=== ABOUT THIS TASK ===
Every entry below should be printed again exactly as it reads.
[[ MATERIAL PROVIDED, beginning ]]
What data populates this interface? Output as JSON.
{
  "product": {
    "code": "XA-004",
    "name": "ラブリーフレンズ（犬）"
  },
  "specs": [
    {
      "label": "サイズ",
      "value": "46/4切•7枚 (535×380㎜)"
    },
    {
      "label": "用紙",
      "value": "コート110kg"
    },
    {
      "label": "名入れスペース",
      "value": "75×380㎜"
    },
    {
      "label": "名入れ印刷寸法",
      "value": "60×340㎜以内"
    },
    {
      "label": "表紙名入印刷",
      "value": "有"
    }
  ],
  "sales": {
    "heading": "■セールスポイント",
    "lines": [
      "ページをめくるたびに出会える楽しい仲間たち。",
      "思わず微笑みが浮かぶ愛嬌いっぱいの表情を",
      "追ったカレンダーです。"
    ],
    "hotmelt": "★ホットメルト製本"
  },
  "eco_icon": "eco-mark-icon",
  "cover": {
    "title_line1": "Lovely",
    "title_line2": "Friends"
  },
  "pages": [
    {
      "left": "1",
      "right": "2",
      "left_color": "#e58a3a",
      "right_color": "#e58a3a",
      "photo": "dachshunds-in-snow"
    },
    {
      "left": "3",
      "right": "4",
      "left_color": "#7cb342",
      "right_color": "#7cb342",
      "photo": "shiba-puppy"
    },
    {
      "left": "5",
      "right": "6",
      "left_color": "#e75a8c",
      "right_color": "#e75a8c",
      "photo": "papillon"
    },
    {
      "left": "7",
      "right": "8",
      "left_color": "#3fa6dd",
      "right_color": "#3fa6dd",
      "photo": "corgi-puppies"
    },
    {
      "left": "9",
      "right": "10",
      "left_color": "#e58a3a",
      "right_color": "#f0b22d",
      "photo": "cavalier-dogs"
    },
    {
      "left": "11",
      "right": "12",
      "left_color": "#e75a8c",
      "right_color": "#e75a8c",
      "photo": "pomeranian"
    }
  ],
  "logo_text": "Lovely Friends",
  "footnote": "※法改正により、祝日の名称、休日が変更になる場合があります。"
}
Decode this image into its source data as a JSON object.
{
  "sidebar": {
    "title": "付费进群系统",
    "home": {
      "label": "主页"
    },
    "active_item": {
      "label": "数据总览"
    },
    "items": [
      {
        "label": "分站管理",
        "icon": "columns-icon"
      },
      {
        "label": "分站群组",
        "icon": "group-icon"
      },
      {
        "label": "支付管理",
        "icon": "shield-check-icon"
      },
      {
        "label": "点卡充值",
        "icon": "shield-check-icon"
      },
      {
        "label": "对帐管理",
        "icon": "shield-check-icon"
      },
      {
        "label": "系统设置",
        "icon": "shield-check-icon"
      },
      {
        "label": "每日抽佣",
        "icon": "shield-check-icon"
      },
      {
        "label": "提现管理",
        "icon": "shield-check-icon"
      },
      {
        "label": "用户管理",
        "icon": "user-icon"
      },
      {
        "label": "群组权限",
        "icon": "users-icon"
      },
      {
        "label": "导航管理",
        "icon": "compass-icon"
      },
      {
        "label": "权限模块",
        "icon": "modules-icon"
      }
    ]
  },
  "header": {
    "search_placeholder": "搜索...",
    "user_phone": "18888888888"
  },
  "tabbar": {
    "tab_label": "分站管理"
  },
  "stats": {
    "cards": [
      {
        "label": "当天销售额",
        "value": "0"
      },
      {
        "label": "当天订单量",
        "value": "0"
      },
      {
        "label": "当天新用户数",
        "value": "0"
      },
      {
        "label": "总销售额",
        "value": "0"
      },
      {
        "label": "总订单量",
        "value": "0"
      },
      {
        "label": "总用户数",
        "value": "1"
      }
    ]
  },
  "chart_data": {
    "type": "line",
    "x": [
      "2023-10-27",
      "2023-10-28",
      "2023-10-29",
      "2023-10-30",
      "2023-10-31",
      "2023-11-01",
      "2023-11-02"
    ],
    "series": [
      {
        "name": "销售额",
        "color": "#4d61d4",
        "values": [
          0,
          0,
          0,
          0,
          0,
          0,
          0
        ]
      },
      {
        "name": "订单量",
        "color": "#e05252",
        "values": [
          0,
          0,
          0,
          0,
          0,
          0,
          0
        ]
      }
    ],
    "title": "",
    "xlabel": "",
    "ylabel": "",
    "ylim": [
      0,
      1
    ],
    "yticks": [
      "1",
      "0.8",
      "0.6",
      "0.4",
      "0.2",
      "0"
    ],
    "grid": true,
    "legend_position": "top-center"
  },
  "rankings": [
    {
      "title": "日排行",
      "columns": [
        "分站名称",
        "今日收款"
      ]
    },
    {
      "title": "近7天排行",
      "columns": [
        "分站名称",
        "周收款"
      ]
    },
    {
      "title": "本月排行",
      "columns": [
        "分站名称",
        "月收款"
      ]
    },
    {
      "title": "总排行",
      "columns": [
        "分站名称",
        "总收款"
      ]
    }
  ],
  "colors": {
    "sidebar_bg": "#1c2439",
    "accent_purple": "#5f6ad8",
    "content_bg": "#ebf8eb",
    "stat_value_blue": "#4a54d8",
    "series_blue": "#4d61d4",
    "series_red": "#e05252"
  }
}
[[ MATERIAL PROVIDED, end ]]
=== ANSWER FOR THIS EXERCISE ===
What data populates this interface? Output as JSON.
{
  "product": {
    "code": "XA-004",
    "name": "ラブリーフレンズ（犬）"
  },
  "specs": [
    {
      "label": "サイズ",
      "value": "46/4切•7枚 (535×380㎜)"
    },
    {
      "label": "用紙",
      "value": "コート110kg"
    },
    {
      "label": "名入れスペース",
      "value": "75×380㎜"
    },
    {
      "label": "名入れ印刷寸法",
      "value": "60×340㎜以内"
    },
    {
      "label": "表紙名入印刷",
      "value": "有"
    }
  ],
  "sales": {
    "heading": "■セールスポイント",
    "lines": [
      "ページをめくるたびに出会える楽しい仲間たち。",
      "思わず微笑みが浮かぶ愛嬌いっぱいの表情を",
      "追ったカレンダーです。"
    ],
    "hotmelt": "★ホットメルト製本"
  },
  "eco_icon": "eco-mark-icon",
  "cover": {
    "title_line1": "Lovely",
    "title_line2": "Friends"
  },
  "pages": [
    {
      "left": "1",
      "right": "2",
      "left_color": "#e58a3a",
      "right_color": "#e58a3a",
      "photo": "dachshunds-in-snow"
    },
    {
      "left": "3",
      "right": "4",
      "left_color": "#7cb342",
      "right_color": "#7cb342",
      "photo": "shiba-puppy"
    },
    {
      "left": "5",
      "right": "6",
      "left_color": "#e75a8c",
      "right_color": "#e75a8c",
      "photo": "papillon"
    },
    {
      "left": "7",
      "right": "8",
      "left_color": "#3fa6dd",
      "right_color": "#3fa6dd",
      "photo": "corgi-puppies"
    },
    {
      "left": "9",
      "right": "10",
      "left_color": "#e58a3a",
      "right_color": "#f0b22d",
      "photo": "cavalier-dogs"
    },
    {
      "left": "11",
      "right": "12",
      "left_color": "#e75a8c",
      "right_color": "#e75a8c",
      "photo": "pomeranian"
    }
  ],
  "logo_text": "Lovely Friends",
  "footnote": "※法改正により、祝日の名称、休日が変更になる場合があります。"
}
Decode this image into its source data as a JSON object.
{
  "sidebar": {
    "title": "付费进群系统",
    "home": {
      "label": "主页"
    },
    "active_item": {
      "label": "数据总览"
    },
    "items": [
      {
        "label": "分站管理",
        "icon": "columns-icon"
      },
      {
        "label": "分站群组",
        "icon": "group-icon"
      },
      {
        "label": "支付管理",
        "icon": "shield-check-icon"
      },
      {
        "label": "点卡充值",
        "icon": "shield-check-icon"
      },
      {
        "label": "对帐管理",
        "icon": "shield-check-icon"
      },
      {
        "label": "系统设置",
        "icon": "shield-check-icon"
      },
      {
        "label": "每日抽佣",
        "icon": "shield-check-icon"
      },
      {
        "label": "提现管理",
        "icon": "shield-check-icon"
      },
      {
        "label": "用户管理",
        "icon": "user-icon"
      },
      {
        "label": "群组权限",
        "icon": "users-icon"
      },
      {
        "label": "导航管理",
        "icon": "compass-icon"
      },
      {
        "label": "权限模块",
        "icon": "modules-icon"
      }
    ]
  },
  "header": {
    "search_placeholder": "搜索...",
    "user_phone": "18888888888"
  },
  "tabbar": {
    "tab_label": "分站管理"
  },
  "stats": {
    "cards": [
      {
        "label": "当天销售额",
        "value": "0"
      },
      {
        "label": "当天订单量",
        "value": "0"
      },
      {
        "label": "当天新用户数",
        "value": "0"
      },
      {
        "label": "总销售额",
        "value": "0"
      },
      {
        "label": "总订单量",
        "value": "0"
      },
      {
        "label": "总用户数",
        "value": "1"
      }
    ]
  },
  "chart_data": {
    "type": "line",
    "x": [
      "2023-10-27",
      "2023-10-28",
      "2023-10-29",
      "2023-10-30",
      "2023-10-31",
      "2023-11-01",
      "2023-11-02"
    ],
    "series": [
      {
        "name": "销售额",
        "color": "#4d61d4",
        "values": [
          0,
          0,
          0,
          0,
          0,
          0,
          0
        ]
      },
      {
        "name": "订单量",
        "color": "#e05252",
        "values": [
          0,
          0,
          0,
          0,
          0,
          0,
          0
        ]
      }
    ],
    "title": "",
    "xlabel": "",
    "ylabel": "",
    "ylim": [
      0,
      1
    ],
    "yticks": [
      "1",
      "0.8",
      "0.6",
      "0.4",
      "0.2",
      "0"
    ],
    "grid": true,
    "legend_position": "top-center"
  },
  "rankings": [
    {
      "title": "日排行",
      "columns": [
        "分站名称",
        "今日收款"
      ]
    },
    {
      "title": "近7天排行",
      "columns": [
        "分站名称",
        "周收款"
      ]
    },
    {
      "title": "本月排行",
      "columns": [
        "分站名称",
        "月收款"
      ]
    },
    {
      "title": "总排行",
      "columns": [
        "分站名称",
        "总收款"
      ]
    }
  ],
  "colors": {
    "sidebar_bg": "#1c2439",
    "accent_purple": "#5f6ad8",
    "content_bg": "#ebf8eb",
    "stat_value_blue": "#4a54d8",
    "series_blue": "#4d61d4",
    "series_red": "#e05252"
  }
}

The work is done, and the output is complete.